» **WHAT THE TASK REQUIRES**
Read the lines below. Copy out any that hold the string "Accept".

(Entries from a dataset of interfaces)
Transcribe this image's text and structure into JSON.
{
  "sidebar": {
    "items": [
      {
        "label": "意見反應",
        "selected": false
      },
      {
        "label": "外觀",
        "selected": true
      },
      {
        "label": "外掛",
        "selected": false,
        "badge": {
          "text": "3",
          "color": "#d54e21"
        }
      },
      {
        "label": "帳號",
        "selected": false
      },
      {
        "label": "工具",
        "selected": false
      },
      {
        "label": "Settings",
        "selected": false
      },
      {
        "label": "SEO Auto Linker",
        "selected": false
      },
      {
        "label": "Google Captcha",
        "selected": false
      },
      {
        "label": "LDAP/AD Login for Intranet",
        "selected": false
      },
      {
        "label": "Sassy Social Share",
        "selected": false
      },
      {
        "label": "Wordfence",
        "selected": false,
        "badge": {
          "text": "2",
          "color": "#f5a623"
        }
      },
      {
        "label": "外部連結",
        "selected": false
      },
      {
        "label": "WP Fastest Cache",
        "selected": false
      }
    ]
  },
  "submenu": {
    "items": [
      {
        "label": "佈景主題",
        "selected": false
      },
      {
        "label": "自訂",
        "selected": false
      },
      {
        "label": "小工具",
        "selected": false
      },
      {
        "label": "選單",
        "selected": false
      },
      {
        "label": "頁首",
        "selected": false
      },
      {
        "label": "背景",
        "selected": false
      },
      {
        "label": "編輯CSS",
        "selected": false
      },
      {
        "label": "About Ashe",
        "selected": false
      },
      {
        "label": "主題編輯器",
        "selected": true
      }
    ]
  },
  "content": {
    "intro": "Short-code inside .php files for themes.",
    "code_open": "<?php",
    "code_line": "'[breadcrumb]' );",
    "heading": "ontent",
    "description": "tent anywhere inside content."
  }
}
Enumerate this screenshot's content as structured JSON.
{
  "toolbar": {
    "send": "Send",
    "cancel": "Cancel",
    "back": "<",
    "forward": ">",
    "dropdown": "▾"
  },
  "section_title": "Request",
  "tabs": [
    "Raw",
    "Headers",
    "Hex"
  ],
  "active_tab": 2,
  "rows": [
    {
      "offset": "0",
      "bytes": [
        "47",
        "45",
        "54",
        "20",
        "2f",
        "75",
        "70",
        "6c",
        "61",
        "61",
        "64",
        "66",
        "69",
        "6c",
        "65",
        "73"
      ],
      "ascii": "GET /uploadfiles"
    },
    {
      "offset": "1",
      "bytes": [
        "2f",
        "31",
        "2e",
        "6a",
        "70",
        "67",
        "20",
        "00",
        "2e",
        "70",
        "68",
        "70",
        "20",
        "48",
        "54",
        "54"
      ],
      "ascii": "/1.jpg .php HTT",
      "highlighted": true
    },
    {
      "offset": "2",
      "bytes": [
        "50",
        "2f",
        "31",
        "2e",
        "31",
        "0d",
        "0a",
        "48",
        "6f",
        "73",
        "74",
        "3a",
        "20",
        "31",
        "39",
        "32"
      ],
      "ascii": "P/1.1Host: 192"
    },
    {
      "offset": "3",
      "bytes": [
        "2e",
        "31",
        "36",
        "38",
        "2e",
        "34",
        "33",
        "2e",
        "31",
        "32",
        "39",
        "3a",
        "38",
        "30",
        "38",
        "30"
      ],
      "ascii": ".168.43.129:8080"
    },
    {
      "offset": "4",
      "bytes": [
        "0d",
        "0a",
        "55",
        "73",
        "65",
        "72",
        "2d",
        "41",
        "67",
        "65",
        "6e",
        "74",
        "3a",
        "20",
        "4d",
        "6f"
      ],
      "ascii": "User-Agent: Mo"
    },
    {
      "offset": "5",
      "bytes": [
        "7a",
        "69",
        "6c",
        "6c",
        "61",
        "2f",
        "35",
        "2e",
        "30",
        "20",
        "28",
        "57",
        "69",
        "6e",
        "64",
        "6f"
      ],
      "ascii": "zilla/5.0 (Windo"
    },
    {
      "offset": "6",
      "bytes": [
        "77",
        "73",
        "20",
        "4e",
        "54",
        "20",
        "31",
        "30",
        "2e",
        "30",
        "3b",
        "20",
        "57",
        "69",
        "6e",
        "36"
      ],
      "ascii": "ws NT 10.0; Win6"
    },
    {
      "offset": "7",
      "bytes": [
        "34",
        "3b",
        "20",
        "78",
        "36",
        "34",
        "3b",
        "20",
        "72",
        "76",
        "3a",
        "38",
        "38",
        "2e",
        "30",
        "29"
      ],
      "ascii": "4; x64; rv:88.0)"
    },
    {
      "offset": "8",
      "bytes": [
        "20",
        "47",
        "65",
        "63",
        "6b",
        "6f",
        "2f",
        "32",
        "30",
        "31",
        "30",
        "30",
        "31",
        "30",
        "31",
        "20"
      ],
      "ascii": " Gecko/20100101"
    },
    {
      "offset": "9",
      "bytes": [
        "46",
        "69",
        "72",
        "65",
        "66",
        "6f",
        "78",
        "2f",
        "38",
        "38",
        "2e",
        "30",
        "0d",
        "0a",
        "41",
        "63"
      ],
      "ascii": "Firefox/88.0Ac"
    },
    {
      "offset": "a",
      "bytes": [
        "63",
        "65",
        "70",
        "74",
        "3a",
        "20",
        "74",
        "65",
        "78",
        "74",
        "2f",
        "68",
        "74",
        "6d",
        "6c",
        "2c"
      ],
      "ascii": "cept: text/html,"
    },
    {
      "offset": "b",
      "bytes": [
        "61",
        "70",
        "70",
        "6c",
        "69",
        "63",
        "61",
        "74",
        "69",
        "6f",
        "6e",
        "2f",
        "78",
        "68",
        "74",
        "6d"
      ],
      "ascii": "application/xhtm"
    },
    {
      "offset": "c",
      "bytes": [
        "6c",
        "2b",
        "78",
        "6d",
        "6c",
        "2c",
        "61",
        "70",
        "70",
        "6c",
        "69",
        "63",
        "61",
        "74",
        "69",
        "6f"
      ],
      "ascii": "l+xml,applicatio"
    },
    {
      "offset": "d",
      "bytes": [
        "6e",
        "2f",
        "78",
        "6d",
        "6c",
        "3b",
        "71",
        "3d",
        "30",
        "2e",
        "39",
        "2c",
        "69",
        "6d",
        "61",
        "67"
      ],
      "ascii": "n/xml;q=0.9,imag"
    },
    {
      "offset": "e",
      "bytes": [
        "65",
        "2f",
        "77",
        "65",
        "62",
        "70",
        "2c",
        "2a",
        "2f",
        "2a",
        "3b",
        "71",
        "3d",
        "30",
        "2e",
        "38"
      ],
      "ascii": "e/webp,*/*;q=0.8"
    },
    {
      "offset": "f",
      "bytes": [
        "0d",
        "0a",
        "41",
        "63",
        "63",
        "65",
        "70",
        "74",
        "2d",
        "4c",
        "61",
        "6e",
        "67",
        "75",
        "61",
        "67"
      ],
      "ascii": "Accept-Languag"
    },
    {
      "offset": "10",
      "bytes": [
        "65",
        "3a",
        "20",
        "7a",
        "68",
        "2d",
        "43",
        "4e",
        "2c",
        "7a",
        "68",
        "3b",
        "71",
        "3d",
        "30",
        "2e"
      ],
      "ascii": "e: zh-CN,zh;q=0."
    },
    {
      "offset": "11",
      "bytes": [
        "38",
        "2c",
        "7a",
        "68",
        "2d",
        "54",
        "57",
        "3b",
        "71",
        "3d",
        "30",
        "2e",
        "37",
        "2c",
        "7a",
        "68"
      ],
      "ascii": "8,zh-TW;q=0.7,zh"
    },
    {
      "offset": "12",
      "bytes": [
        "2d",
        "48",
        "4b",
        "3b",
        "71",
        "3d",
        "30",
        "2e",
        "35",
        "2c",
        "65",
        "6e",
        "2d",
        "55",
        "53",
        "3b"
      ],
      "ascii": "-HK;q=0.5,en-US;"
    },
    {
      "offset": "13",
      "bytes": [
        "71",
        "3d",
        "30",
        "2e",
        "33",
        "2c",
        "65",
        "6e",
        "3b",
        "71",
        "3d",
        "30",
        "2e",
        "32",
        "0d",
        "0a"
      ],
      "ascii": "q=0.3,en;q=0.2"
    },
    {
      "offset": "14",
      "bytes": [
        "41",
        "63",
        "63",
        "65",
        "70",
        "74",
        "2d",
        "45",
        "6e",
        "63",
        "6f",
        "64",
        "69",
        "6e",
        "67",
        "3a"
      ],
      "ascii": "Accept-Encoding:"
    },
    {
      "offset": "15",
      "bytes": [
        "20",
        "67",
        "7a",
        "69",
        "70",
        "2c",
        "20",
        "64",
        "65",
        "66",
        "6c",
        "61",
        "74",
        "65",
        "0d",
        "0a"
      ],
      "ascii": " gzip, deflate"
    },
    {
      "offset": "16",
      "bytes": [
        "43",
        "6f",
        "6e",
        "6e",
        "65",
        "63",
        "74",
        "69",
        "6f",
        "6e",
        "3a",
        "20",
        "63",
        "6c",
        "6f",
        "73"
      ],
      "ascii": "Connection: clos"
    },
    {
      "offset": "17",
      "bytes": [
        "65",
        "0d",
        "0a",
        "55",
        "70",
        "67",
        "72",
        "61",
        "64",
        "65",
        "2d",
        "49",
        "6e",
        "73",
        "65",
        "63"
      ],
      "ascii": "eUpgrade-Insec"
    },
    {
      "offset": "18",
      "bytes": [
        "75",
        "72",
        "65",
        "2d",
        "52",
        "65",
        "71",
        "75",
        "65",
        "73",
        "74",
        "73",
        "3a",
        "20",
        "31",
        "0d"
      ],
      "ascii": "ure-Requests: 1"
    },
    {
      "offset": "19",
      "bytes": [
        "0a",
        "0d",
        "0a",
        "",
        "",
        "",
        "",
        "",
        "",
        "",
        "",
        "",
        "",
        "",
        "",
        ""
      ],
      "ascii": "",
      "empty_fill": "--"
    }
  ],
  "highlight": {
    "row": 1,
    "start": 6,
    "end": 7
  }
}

» **RESPONSE FOR THIS EXERCISE**
      "ascii": "Accept-Languag"
      "ascii": "Accept-Encoding:"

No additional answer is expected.